aj said...

kelly,

seriously proud of you.

you should probably get some sort of mom-awareness medal, and i'm not even kidding.

if i knew where to get one, i'd mail it to you.

on behalf of all girls like myself who were forced into dresses, handed countless barbie's, and told pink and purple were the acceptable color choices, i thank you.

socialization plays a HUGE role in our gender preferences, all over the world. i think allison will appreciate the chance to just be herself, and not a carbon-copy of every other girl.

you're a good mom. and you have a lucky little girl.

Marcy said...

I figure I'll expose my son to everything I can, and try to leave it to him to decide what he likes best. I think a lot of our gender differentiation is socialized, but a lot of it seems like it has to be innate, too. My 11 month old has all sorts of different types of toys, most of them totally gender-neutral, but one of the things that makes his eyes light up the most are CARS.

Taylor said...

I grew up in dresses, loved the spice girls, played with barbies and ended up playing ice hockey. I also had two brothers, grew up in an ice rink, and played with all of my brothers toys as well as my own. One year my mom saved my christmas list and showed it to people because it was one that a boy would have written.

Jennifer said...

I'm not sure what my mother did, but I know that I grew up hating dolls, pink, babies, frills, bows, dresses, and the like. I was never the princess waiting to be rescued in my imaginary games... I was too busy fighting the dragons and rescuing the prince. I was competitive and aggressive in sports and class. And it came back to bite me later, to be honest, with the way I was treated by classmates, colleagues, and anyone else, really. I was so clueless about how things actually worked. I had to learn how to be "feminine" all on my own- and I love it! Ideally, it shouldn't matter. But it does, so I work with that. So, yes, I think that you're right: there does, indeed, need to be a balance. We do still live in a world where girls should know how to use make-up and razors and such, so long as they realize that they CHOOSE them rather than NEED them, and that their worth doesn't lie in their value as a sex object.

I can't wait to have a girl.

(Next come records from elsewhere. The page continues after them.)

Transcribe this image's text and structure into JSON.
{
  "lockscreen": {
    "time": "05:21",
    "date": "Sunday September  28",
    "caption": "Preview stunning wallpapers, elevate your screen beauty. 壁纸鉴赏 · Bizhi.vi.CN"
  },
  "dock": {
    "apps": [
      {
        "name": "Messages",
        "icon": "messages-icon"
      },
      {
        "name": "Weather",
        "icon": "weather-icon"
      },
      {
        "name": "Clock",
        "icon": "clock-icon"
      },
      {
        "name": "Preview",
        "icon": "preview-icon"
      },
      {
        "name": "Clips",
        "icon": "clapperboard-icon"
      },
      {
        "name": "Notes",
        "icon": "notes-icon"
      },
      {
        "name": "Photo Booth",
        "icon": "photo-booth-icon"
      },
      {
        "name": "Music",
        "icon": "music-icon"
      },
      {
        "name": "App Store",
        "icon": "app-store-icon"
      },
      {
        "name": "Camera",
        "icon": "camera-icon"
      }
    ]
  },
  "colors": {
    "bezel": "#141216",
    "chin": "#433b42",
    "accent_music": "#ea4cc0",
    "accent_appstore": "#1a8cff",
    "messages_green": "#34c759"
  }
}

For now, though, I'm enjoying raising my son. :)

kate said...

Hi Kelly, I think it is so great that you are aware of this stuff! And it makes Allison so lucky. I just wanted to add my two cents because it's slightly different (although in line with) what everyone else has said, and that is this: my mom has always given me the most compliments about when she thought I was cute, or did my eye makeup well, or had a nice sweater on, or whatever. That stuff is affirming and made me feel confident - and having an ally through the horrible competitiveness of middle school/high school especially helped. But I've realized it also made me worry too much about appearances. I think compliments about a girl's smarts, her personality, her sports ability, her accomplishments in school or extracurriculars are way more important (although not to the exclusion of a good mom's affirming messages that 'I think your body is beautiful how it is and you should love it too' messages). Might help contradict the messages she'll get from everywhere else that girls are supposed to be pretty and sweet and care about their lipstick! :) Anyway, just some ideas from a person who's been thinking about this a lot lately.